If what your organization is migrating is not simply an internal business intelligence solution but a service, your engineering team will have to take a closer look at traffic. When Spotify migrated to the cloud from their on-premise servers, the development team closely followed user interaction with the new cloud system.
The main focus was on requests arriving correctly and on time and being processed without errors or maintaining the same error rate as the previous solution. The end goal of cloud migration is to cut data management costs while keeping the quality of the services you provide the same or better, so monitoring this aspect of the migration is crucial.
The financial aspect of cloud migration is important, so cost is the next thing to monitor. The whole idea behind transferring your database to the cloud is that you can do it without unnecessary resources and cutting costs since acquiring new processing power or storage room is seamless and not as expensive as with on-premises solutions.
Lastly, a very important aspect that should be monitored during cloud migration is the security of the whole system. Cloud is often on the edge of security tech, but every system designed to be secure can be ruined with incorrect implementation. That’s why your team has to follow closely all security procedures and requests coming and going within the network to ensure all security protocols and best practices are implemented correctly.
One of the most important skills in cloud computing tech will come in handy here – cloud collaboration. Most cloud migrations are not one-sided, as two teams usually work together. Collaborating to improve cloud security is one of the most important things both teams can do.
Cloud migration monitoring tools
When it comes to cloud migration monitoring options, your choice is not that broad, but the features you get with each tool are enough to ensure a seamless transition. If you’re working with one of the three cloud giants, AWS, MS Azure, or GCP, you can use their respective free monitoring tools. All of these are sufficiently well-made to provide for all monitoring needs and are tailored to the respective platforms.

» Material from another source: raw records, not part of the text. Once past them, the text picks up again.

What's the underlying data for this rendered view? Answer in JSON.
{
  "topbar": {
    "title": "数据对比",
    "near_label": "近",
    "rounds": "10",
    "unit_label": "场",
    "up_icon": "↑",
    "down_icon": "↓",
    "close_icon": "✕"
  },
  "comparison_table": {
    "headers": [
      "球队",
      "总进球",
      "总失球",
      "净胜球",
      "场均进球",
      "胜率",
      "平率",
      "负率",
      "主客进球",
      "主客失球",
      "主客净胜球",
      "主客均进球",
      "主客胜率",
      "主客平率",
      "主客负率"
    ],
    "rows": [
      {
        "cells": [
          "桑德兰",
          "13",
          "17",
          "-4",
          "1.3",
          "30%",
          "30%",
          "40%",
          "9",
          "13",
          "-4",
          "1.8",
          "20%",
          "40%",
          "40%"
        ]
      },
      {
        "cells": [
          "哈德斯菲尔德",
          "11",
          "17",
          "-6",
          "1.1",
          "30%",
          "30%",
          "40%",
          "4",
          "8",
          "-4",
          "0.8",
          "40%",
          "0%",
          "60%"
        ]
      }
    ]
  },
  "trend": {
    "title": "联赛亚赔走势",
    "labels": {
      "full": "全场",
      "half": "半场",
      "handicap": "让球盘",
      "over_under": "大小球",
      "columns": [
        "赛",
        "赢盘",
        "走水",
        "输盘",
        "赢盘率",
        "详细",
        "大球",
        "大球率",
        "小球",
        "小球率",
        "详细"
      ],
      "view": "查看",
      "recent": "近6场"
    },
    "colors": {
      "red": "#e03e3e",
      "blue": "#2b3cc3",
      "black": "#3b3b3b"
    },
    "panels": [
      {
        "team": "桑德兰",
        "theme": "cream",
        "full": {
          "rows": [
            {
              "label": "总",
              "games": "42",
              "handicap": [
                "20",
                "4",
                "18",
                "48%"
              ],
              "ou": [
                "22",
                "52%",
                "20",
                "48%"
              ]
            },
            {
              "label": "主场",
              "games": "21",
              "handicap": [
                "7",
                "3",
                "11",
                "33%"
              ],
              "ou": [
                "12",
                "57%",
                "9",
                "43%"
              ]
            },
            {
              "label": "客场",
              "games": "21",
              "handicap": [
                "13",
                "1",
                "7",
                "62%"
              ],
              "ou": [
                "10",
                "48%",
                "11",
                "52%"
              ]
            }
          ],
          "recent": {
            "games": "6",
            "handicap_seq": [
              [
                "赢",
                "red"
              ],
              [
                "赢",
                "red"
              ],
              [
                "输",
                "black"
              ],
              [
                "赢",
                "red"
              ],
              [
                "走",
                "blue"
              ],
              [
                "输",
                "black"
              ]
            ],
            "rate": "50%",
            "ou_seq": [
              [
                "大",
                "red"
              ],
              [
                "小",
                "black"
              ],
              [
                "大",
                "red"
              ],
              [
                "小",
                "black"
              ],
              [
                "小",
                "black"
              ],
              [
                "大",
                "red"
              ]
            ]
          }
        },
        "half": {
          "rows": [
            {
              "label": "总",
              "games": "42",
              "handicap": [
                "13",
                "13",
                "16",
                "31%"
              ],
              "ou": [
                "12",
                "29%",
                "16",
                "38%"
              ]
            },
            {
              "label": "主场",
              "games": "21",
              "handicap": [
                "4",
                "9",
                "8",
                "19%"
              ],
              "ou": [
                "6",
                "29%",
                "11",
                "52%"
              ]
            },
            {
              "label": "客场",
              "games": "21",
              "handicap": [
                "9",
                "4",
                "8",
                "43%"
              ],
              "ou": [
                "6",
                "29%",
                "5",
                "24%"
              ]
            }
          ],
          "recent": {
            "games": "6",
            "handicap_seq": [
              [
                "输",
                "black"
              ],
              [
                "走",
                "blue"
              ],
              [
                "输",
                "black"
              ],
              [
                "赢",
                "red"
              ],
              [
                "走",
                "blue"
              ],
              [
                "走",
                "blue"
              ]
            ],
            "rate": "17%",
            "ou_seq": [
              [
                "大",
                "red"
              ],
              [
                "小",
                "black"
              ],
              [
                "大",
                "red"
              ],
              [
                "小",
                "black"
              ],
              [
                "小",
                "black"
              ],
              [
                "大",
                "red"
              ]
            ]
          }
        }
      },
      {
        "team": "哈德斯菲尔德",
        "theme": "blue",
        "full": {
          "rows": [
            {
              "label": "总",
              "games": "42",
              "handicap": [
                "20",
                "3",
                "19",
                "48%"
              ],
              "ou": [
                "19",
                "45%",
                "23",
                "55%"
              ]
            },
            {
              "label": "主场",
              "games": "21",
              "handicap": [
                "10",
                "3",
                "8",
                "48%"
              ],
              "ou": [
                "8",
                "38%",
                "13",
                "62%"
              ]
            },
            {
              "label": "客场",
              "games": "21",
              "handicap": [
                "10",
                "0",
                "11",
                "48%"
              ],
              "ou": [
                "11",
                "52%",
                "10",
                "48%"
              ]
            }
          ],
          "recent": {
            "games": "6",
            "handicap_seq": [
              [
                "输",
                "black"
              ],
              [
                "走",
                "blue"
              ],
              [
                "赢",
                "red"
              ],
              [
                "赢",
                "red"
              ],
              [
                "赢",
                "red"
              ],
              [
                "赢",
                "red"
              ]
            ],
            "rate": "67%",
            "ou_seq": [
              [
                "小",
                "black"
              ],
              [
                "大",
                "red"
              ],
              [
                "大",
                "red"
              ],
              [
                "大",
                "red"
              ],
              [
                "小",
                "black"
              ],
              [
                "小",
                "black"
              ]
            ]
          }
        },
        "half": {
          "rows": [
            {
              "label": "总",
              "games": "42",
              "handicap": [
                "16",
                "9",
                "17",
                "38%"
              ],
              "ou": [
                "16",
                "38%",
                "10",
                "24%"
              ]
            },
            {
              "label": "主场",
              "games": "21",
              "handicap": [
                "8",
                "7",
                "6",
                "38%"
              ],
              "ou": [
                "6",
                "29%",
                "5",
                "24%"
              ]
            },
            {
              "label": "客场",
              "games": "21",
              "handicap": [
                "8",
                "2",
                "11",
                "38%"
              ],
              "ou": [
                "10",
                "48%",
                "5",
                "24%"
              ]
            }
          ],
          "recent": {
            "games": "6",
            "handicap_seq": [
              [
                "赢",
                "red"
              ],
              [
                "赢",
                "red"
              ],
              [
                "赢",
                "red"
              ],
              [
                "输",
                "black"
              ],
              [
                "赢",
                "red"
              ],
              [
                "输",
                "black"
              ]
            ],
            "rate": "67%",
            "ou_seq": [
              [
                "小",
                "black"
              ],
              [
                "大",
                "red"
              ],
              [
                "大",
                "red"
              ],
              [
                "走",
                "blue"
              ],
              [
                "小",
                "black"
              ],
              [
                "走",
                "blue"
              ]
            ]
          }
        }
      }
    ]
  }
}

The other choice is using third-party cloud migration tools like Carbonite or Cloudscape. The benefit of using those is that you may receive a more customizable solution. Remember that it will take more work to set every aspect of monitoring in place, especially if the company has not done integrations with your new platform yet.
The ultimate cloud migration tip
As with many other things in business and life, planning is the most crucial thing in the cloud migration process. No amount of monitoring can save you from a situation bordering a disaster if the initial plan is poor.
When Spotify migrated from their on-site servers to Google Cloud Platform, it took them two years of planning. You may have a smaller amount of data to move, and it may take a bit less time than that, but when you do not cut costs on planning, you will not end up paying twice.